== WHAT TO DO ==
Return every line from the records below that has the word "London".

Dataset rows for apps and sites:
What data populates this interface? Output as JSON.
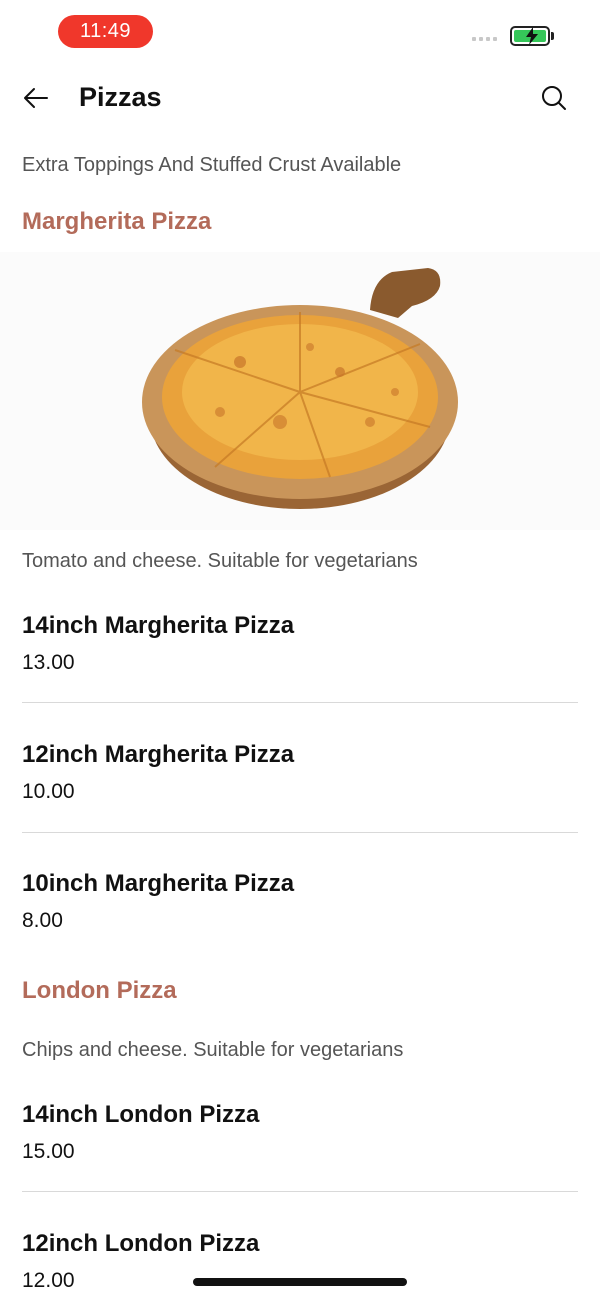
{
  "status_bar": {
    "time": "11:49"
  },
  "header": {
    "title": "Pizzas",
    "back_icon": "arrow-left-icon",
    "search_icon": "search-icon"
  },
  "category": {
    "subtitle": "Extra Toppings And Stuffed Crust Available"
  },
  "sections": [
    {
      "title": "Margherita Pizza",
      "description": "Tomato and cheese. Suitable for vegetarians",
      "items": [
        {
          "name": "14inch Margherita Pizza",
          "price": "13.00"
        },
        {
          "name": "12inch Margherita Pizza",
          "price": "10.00"
        },
        {
          "name": "10inch Margherita Pizza",
          "price": "8.00"
        }
      ]
    },
    {
      "title": "London Pizza",
      "description": "Chips and cheese. Suitable for vegetarians",
      "items": [
        {
          "name": "14inch London Pizza",
          "price": "15.00"
        },
        {
          "name": "12inch London Pizza",
          "price": "12.00"
        }
      ]
    }
  ],
  "colors": {
    "accent": "#b36b5a",
    "time_pill": "#f0372b",
    "battery": "#35c759"
  }
}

== SOLUTION TO THIS EXERCISE ==
      "title": "London Pizza",
          "name": "14inch London Pizza",
          "name": "12inch London Pizza",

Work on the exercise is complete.